As long as the political taboo on raising taxes endures, the service will be in financial peril. 

It has long been clear that the NHS is in financial ill-health. But today's figures, conveniently delayed until after the Conservative conference, are still stunningly bad. The service ran a deficit of £930m between April and June (greater than the £820m recorded for the whole of the 2014/15 financial year) and is on course for a shortfall of at least £2bn this year - its worst position for a generation. 

Though often described as having been shielded from austerity, owing to its ring-fenced budget, the NHS is enduring the toughest spending settlement in its history. Since 1950, health spending has grown at an average annual rate of 4 per cent, but over the last parliament it rose by just 0.5 per cent. An ageing population, rising treatment costs and the social care crisis all mean that the NHS has to run merely to stand still. The Tories have pledged to provide £10bn more for the service but this still leaves £20bn of efficiency savings required. 

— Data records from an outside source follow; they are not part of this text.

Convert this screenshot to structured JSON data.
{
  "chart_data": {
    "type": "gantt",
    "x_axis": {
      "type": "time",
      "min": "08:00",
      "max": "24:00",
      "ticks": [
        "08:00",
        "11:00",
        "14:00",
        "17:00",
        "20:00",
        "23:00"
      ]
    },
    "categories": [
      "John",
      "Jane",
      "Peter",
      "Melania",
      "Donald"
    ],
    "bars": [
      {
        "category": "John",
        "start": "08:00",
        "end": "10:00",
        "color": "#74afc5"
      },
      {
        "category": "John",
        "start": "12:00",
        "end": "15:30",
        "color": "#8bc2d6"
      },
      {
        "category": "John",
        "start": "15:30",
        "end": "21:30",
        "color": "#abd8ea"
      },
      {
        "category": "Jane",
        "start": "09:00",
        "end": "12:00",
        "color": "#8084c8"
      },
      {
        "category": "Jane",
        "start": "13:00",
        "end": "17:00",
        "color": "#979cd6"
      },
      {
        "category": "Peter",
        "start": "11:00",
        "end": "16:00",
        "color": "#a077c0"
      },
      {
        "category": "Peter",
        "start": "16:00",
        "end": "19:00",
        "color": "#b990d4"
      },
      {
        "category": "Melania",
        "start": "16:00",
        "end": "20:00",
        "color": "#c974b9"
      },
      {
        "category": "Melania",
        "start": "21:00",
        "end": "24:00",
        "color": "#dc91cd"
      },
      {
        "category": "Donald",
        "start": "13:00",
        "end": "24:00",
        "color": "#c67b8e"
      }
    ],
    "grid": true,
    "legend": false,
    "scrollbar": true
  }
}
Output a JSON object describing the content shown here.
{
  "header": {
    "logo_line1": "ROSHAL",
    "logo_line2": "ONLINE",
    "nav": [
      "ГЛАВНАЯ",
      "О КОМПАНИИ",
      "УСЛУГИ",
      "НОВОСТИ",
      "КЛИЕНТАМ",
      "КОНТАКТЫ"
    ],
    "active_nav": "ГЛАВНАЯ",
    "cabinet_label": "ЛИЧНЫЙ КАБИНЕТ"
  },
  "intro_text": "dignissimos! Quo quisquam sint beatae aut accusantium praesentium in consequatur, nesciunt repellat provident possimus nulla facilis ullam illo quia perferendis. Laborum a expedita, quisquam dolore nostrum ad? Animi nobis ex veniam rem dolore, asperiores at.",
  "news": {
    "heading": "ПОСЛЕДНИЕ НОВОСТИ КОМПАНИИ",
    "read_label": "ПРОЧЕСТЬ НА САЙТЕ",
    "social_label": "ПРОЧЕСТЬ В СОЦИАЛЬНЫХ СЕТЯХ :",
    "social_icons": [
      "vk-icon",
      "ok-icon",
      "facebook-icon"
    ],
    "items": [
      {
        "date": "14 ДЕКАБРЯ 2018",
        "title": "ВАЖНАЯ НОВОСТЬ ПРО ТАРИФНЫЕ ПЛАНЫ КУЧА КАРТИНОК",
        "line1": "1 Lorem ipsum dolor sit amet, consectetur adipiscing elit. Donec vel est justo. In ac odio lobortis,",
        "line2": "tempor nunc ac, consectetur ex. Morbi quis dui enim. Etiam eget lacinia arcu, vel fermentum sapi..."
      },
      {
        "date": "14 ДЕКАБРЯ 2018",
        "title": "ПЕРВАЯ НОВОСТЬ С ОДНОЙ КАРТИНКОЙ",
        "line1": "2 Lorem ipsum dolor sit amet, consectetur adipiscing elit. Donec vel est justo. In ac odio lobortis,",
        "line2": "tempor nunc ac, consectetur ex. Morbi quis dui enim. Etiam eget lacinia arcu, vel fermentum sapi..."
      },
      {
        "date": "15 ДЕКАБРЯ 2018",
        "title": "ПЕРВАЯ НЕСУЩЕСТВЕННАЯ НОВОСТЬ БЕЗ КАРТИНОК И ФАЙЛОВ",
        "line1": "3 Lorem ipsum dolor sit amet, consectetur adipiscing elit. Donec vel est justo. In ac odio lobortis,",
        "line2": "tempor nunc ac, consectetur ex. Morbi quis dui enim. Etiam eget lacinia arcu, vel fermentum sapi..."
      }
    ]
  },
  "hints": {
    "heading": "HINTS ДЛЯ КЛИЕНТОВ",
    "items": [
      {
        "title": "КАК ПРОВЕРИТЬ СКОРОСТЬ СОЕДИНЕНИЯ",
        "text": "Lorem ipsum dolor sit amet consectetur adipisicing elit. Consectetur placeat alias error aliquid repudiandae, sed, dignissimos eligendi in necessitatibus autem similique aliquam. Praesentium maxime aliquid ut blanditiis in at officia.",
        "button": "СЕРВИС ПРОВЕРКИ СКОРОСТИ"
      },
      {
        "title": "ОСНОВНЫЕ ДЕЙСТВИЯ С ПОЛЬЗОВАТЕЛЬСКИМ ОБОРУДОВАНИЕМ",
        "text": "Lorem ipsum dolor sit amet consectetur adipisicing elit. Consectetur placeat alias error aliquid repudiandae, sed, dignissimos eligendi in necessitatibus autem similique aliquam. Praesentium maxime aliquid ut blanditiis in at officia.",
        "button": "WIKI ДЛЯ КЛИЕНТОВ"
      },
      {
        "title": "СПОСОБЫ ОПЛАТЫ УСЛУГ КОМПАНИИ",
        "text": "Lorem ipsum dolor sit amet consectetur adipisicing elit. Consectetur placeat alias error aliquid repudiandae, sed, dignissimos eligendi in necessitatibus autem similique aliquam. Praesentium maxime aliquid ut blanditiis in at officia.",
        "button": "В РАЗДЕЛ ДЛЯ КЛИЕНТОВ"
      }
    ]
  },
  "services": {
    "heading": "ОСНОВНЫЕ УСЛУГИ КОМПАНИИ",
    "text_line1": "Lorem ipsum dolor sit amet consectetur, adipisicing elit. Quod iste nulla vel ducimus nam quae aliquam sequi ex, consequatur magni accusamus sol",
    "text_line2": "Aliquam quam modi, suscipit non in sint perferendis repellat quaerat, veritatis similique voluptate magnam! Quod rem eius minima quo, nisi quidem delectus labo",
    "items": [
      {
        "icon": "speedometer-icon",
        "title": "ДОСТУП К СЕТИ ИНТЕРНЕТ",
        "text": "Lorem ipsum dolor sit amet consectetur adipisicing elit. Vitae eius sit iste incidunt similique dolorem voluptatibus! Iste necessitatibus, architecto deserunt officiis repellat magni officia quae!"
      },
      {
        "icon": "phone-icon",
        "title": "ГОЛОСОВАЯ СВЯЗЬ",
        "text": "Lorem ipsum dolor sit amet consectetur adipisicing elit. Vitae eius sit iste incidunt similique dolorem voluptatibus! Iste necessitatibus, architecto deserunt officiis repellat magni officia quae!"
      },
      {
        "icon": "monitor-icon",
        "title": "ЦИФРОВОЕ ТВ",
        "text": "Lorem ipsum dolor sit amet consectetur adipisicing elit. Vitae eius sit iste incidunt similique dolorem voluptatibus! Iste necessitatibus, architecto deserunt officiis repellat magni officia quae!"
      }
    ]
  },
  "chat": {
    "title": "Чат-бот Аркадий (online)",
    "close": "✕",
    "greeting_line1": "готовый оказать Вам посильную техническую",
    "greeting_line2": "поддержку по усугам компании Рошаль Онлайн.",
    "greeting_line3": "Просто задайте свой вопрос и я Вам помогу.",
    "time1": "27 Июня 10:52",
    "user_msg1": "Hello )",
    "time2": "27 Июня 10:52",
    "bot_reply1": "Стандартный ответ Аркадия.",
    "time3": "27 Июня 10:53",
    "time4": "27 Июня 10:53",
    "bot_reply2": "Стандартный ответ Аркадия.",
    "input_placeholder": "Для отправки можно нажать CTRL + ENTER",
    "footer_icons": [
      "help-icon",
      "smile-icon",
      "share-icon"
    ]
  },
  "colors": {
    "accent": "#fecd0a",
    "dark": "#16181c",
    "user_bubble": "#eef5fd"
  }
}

Speculation is now turning to whether George Osborne will provide an emergency injection of funds in the Autumn Statement on 25 November. But the long-term question is whether anyone is prepared to offer a sustainable solution to the crisis. Health experts argue that only a rise in general taxation (income tax, VAT, national insurance), patient charges or a hypothecated "health tax" will secure the future of a universal, high-quality service. But the political taboo against increasing taxes on all but the richest means no politician has ventured into this territory. Shadow health secretary Heidi Alexander has today called for the government to "find money urgently to get through the coming winter months". But the bigger question is whether, under Jeremy Corbyn, Labour is prepared to go beyond sticking-plaster solutions. 

George Eaton is political editor of the New Statesman.